I'm currently on a clinical trial for a cancer drug. I take a tablet every day and it suppresses all the hormones in my body — as they found my tumour is hormone receptive. The only problem with that is I don't get anything to balance them out. Normally people get hormone replacement therapy after a hysterectomy, but every hormone in my body is being supressed. The physical results of that is very dry skin and hot flushes — all things that can be challenging to your femininity. But my friends and family have been such good supports, I wouldn't have been able to do it all without them.
I've had to buy completely new products, but something I really enjoy now is taking care of my skin. Working with what I have and trying to look after it to show the best face I can. I love the Ella Baché face sunscreen, if ever I go out during the day I just put it on and I know I'm protected, because after chemo your skin gets very sensitive to the sun.

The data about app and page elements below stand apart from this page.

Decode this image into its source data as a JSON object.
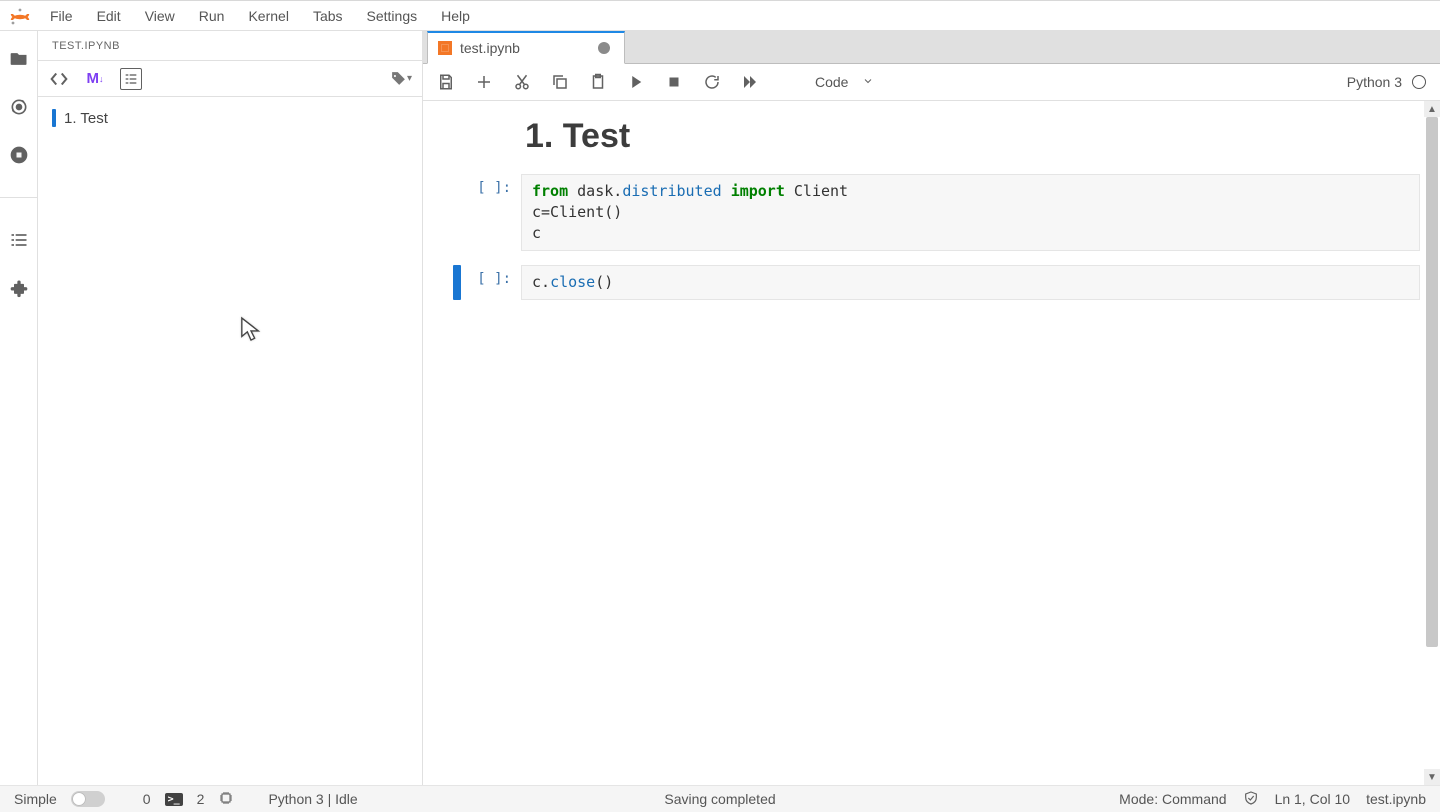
{
  "menubar": {
    "items": [
      "File",
      "Edit",
      "View",
      "Run",
      "Kernel",
      "Tabs",
      "Settings",
      "Help"
    ]
  },
  "sidepanel": {
    "title": "TEST.IPYNB",
    "toc": {
      "items": [
        "1. Test"
      ]
    }
  },
  "tab": {
    "label": "test.ipynb"
  },
  "toolbar": {
    "celltype": "Code",
    "kernel": "Python 3"
  },
  "notebook": {
    "heading": "1. Test",
    "cells": [
      {
        "prompt": "[ ]:",
        "code_tokens": [
          {
            "t": "from",
            "c": "kw"
          },
          {
            "t": " dask.",
            "c": ""
          },
          {
            "t": "distributed",
            "c": "mod"
          },
          {
            "t": " ",
            "c": ""
          },
          {
            "t": "import",
            "c": "kw"
          },
          {
            "t": " Client",
            "c": ""
          },
          {
            "t": "\n",
            "c": ""
          },
          {
            "t": "c",
            "c": ""
          },
          {
            "t": "=",
            "c": "op"
          },
          {
            "t": "Client()",
            "c": ""
          },
          {
            "t": "\n",
            "c": ""
          },
          {
            "t": "c",
            "c": ""
          }
        ],
        "code_plain": "from dask.distributed import Client\nc=Client()\nc"
      },
      {
        "prompt": "[ ]:",
        "selected": true,
        "code_tokens": [
          {
            "t": "c.",
            "c": ""
          },
          {
            "t": "close",
            "c": "attr"
          },
          {
            "t": "()",
            "c": ""
          }
        ],
        "code_plain": "c.close()"
      }
    ]
  },
  "statusbar": {
    "simple_label": "Simple",
    "count0": "0",
    "count2": "2",
    "kernel_status": "Python 3 | Idle",
    "center": "Saving completed",
    "mode": "Mode: Command",
    "cursor": "Ln 1, Col 10",
    "filename": "test.ipynb"
  }
}
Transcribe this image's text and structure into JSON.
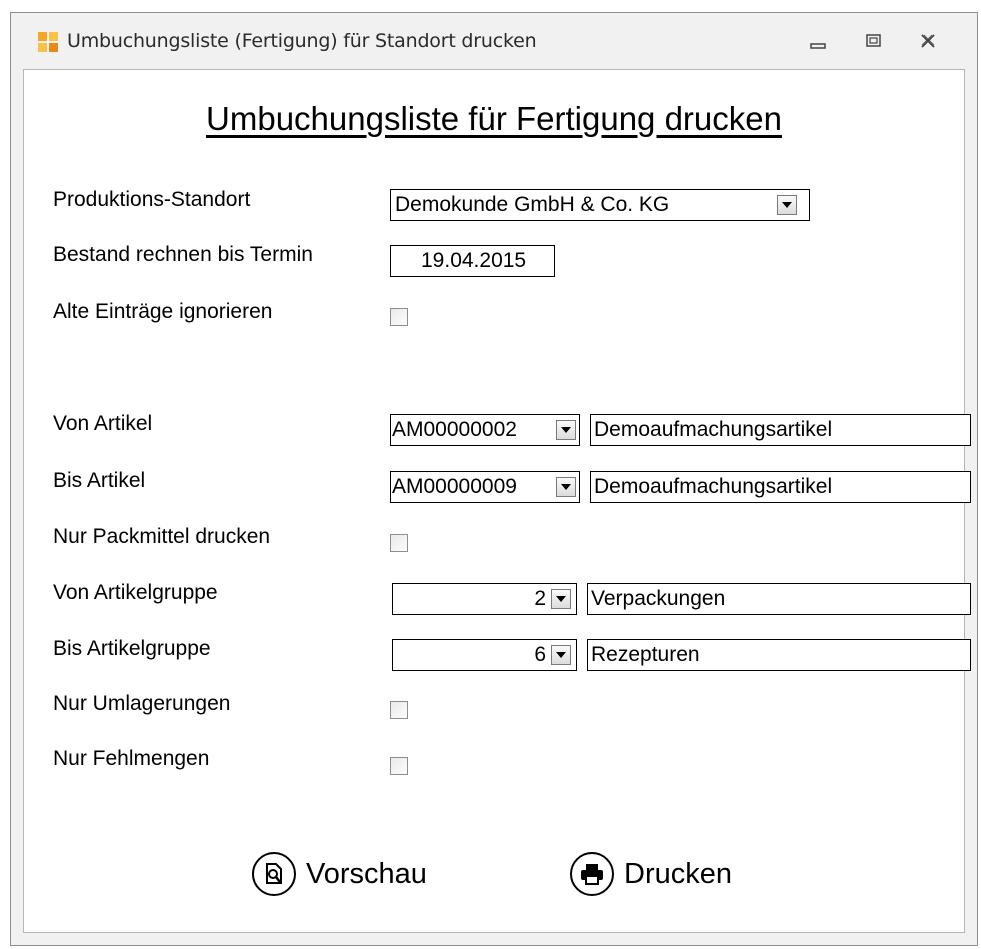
{
  "window": {
    "title": "Umbuchungsliste (Fertigung) für Standort drucken",
    "icon": "app-icon"
  },
  "form": {
    "heading": "Umbuchungsliste für Fertigung drucken",
    "produktions_standort": {
      "label": "Produktions-Standort",
      "value": "Demokunde GmbH & Co. KG"
    },
    "bestand_termin": {
      "label": "Bestand rechnen bis Termin",
      "value": "19.04.2015"
    },
    "alte_eintraege": {
      "label": "Alte Einträge ignorieren",
      "checked": false
    },
    "von_artikel": {
      "label": "Von Artikel",
      "code": "AM00000002",
      "description": "Demoaufmachungsartikel"
    },
    "bis_artikel": {
      "label": "Bis Artikel",
      "code": "AM00000009",
      "description": "Demoaufmachungsartikel"
    },
    "nur_packmittel": {
      "label": "Nur Packmittel drucken",
      "checked": false
    },
    "von_artikelgruppe": {
      "label": "Von Artikelgruppe",
      "code": "2",
      "description": "Verpackungen"
    },
    "bis_artikelgruppe": {
      "label": "Bis Artikelgruppe",
      "code": "6",
      "description": "Rezepturen"
    },
    "nur_umlagerungen": {
      "label": "Nur Umlagerungen",
      "checked": false
    },
    "nur_fehlmengen": {
      "label": "Nur Fehlmengen",
      "checked": false
    }
  },
  "actions": {
    "preview": {
      "label": "Vorschau",
      "icon": "preview-icon"
    },
    "print": {
      "label": "Drucken",
      "icon": "printer-icon"
    }
  }
}
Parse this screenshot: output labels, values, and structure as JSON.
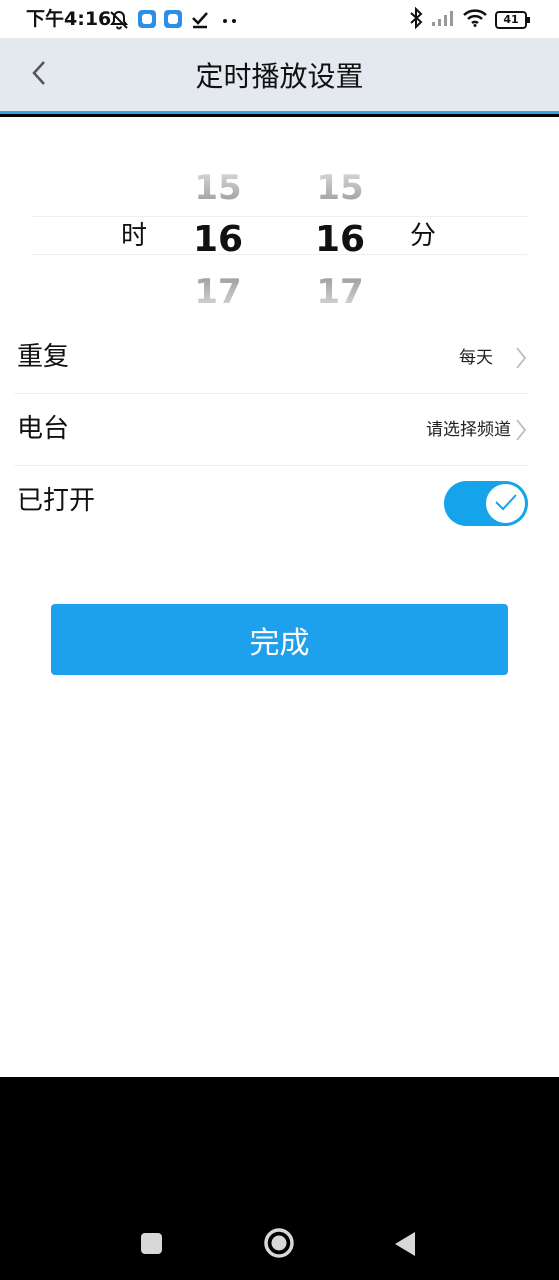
{
  "status_bar": {
    "time": "下午4:16",
    "battery": "41",
    "icons": [
      "mute-bell-icon",
      "app-notification-icon",
      "app-notification-icon",
      "download-done-icon",
      "more-dots-icon",
      "bluetooth-icon",
      "signal-icon",
      "wifi-icon",
      "battery-icon"
    ]
  },
  "header": {
    "title": "定时播放设置",
    "back_icon": "chevron-left-icon"
  },
  "time_picker": {
    "hour": {
      "prev": "15",
      "selected": "16",
      "next": "17",
      "unit": "时"
    },
    "minute": {
      "prev": "15",
      "selected": "16",
      "next": "17",
      "unit": "分"
    }
  },
  "settings": {
    "repeat": {
      "label": "重复",
      "value": "每天"
    },
    "station": {
      "label": "电台",
      "value": "请选择频道"
    },
    "enabled": {
      "label": "已打开",
      "on": true
    }
  },
  "done_button": {
    "label": "完成"
  },
  "nav_bar": {
    "buttons": [
      "recent-apps-icon",
      "home-icon",
      "back-triangle-icon"
    ]
  },
  "colors": {
    "accent": "#1ea1ed",
    "header_bg": "#e4e8ef",
    "header_underline": "#3aa0e2",
    "toggle_on": "#15a4ea"
  }
}
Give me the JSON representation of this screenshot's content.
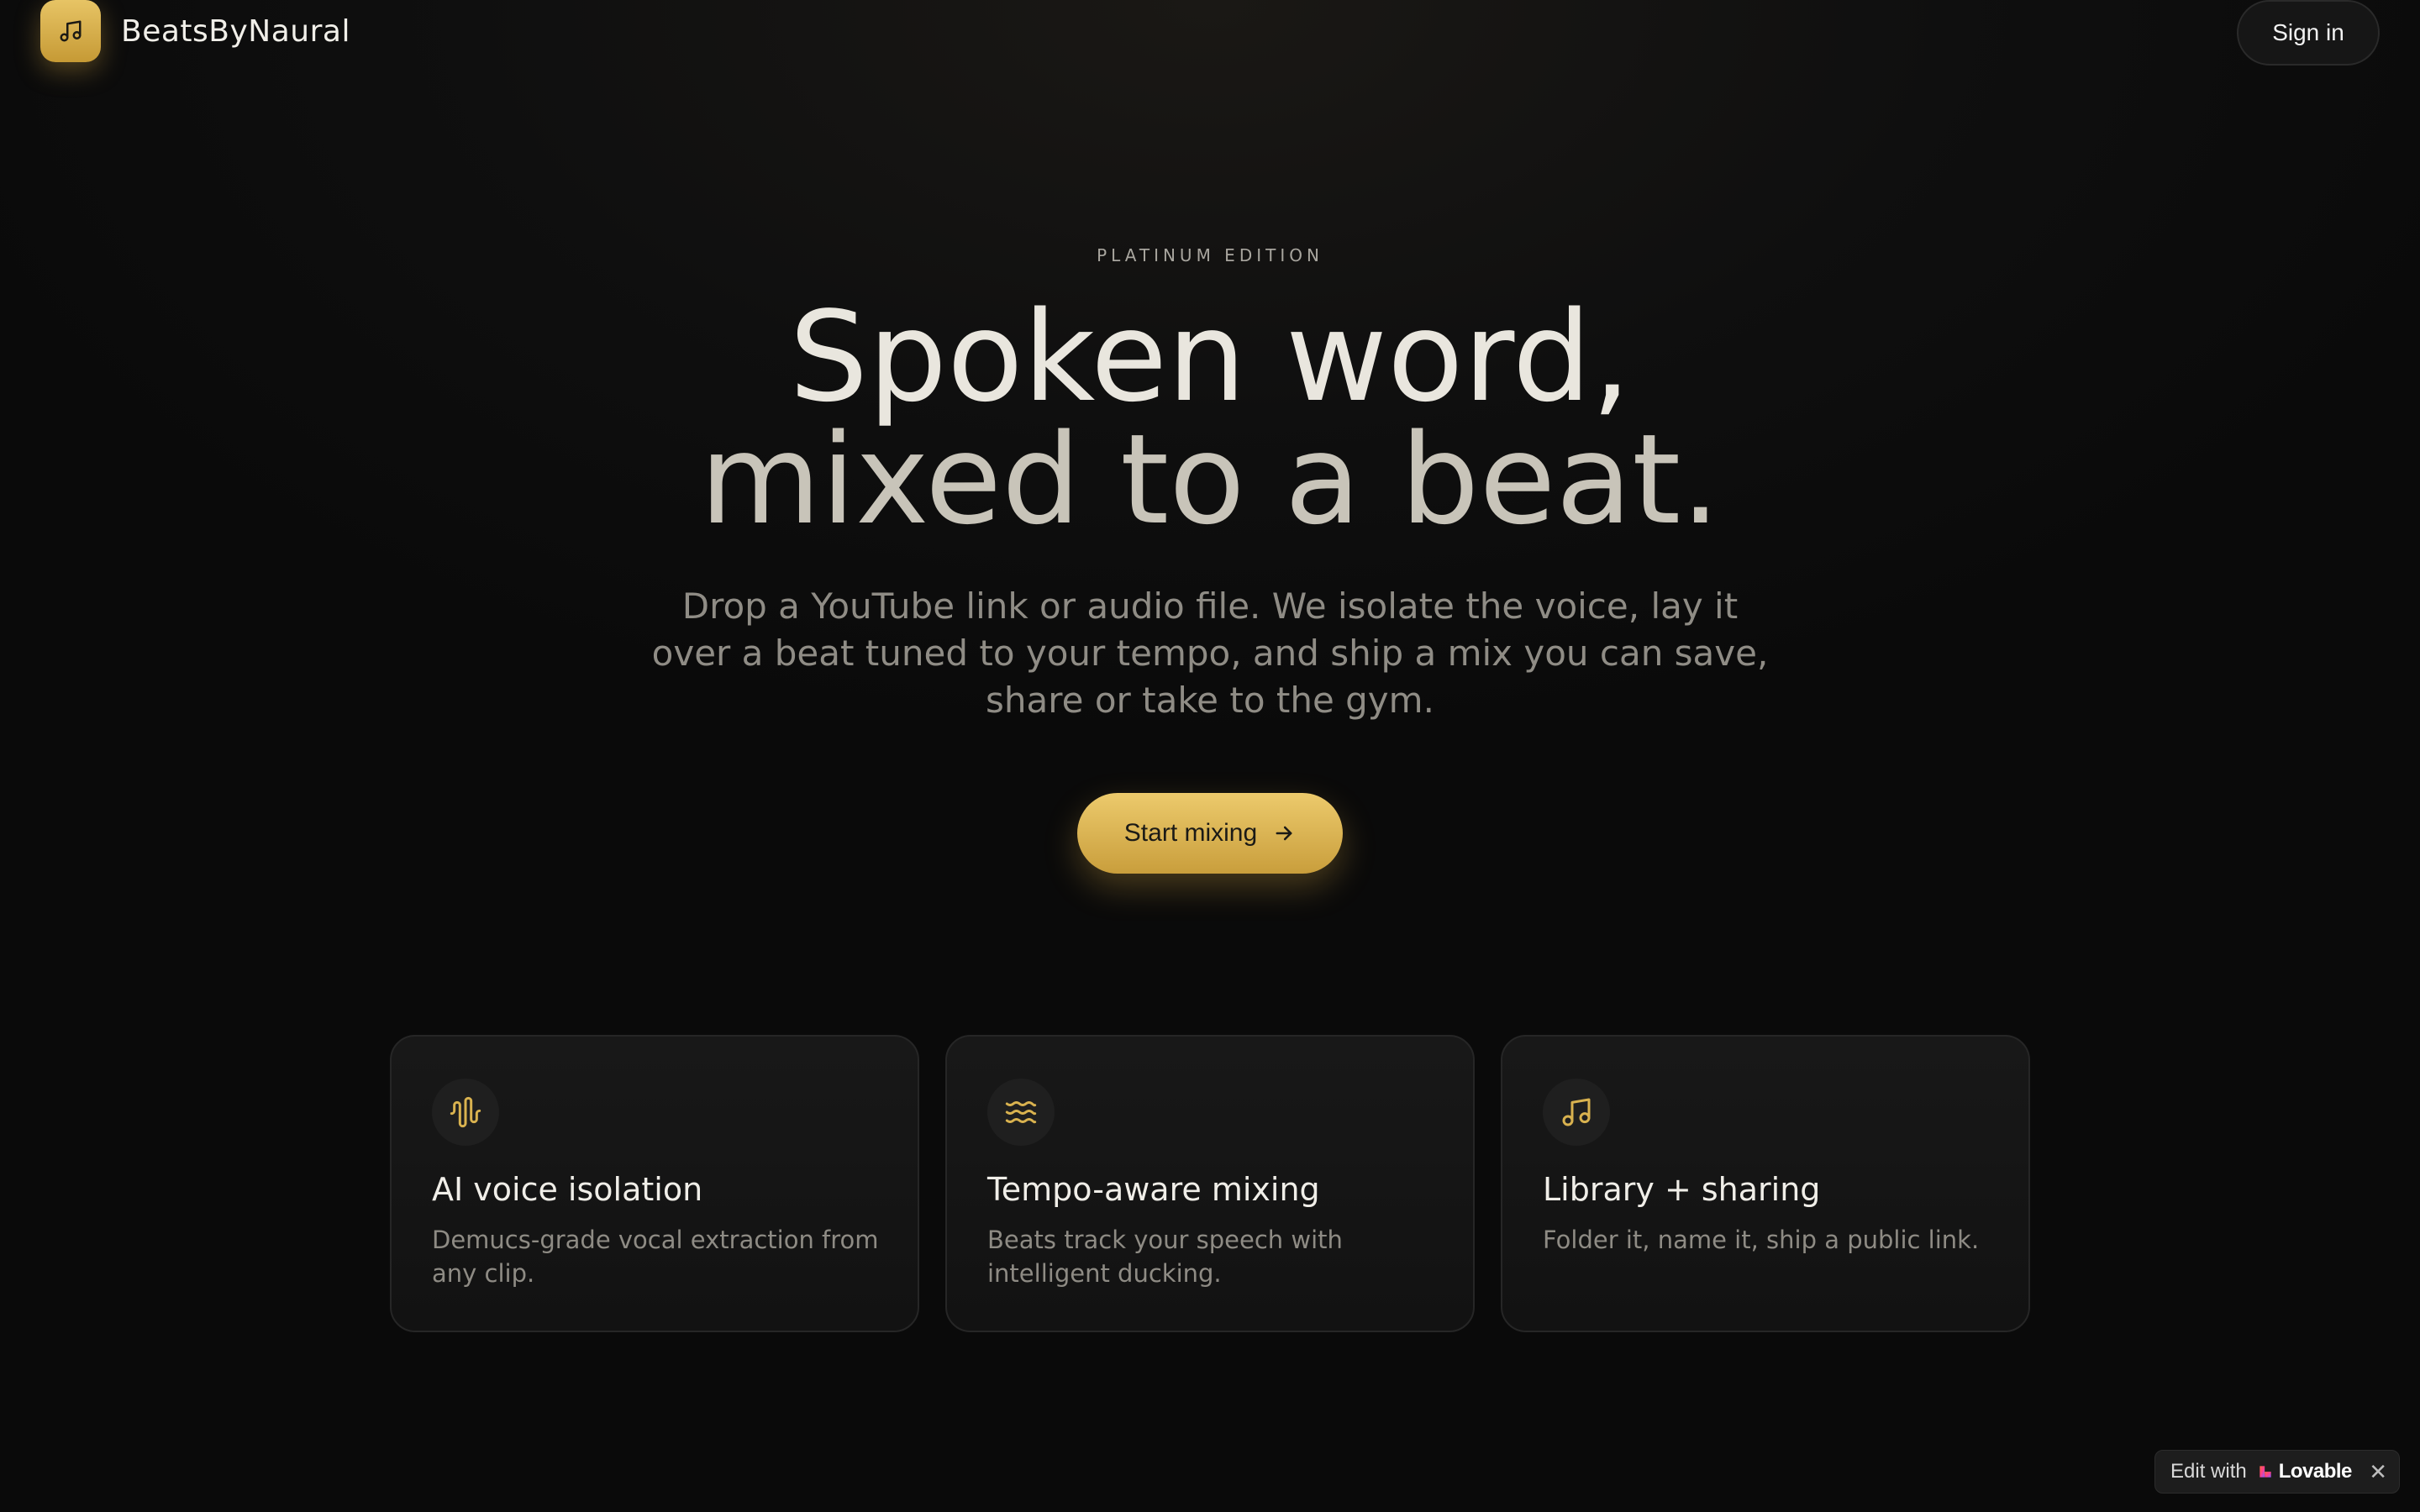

Another really good product has been an Estee Lauder Foundation for dry skin, which was actually recommended to me on the LGFB day. I definitely recommend anyone undergoing cancer treatment to go to a workshop, even though it's the last thing you feel like doing. It's really worthwhile.
I used to think of life very differently. I had a five-year and 10-year plan, everything was planned! I had all sorts of narratives about how life would go. But now, I live in the now. It sounds cliché, but you have to.
"Everything is as it is right now, and that's been a completely new way to live."
I don't have any guarantees. When I was first diagnosed, I asked, "OK, so will these treatments keep my cancer at bay forever?" and they told me, "There is no forever with your cancer." Everything is as it is right now, and that's been a completely new way to live. You jump at more opportunities as they come up, and you don't get as fixated on what's coming up next, you live more in the moment that you're in.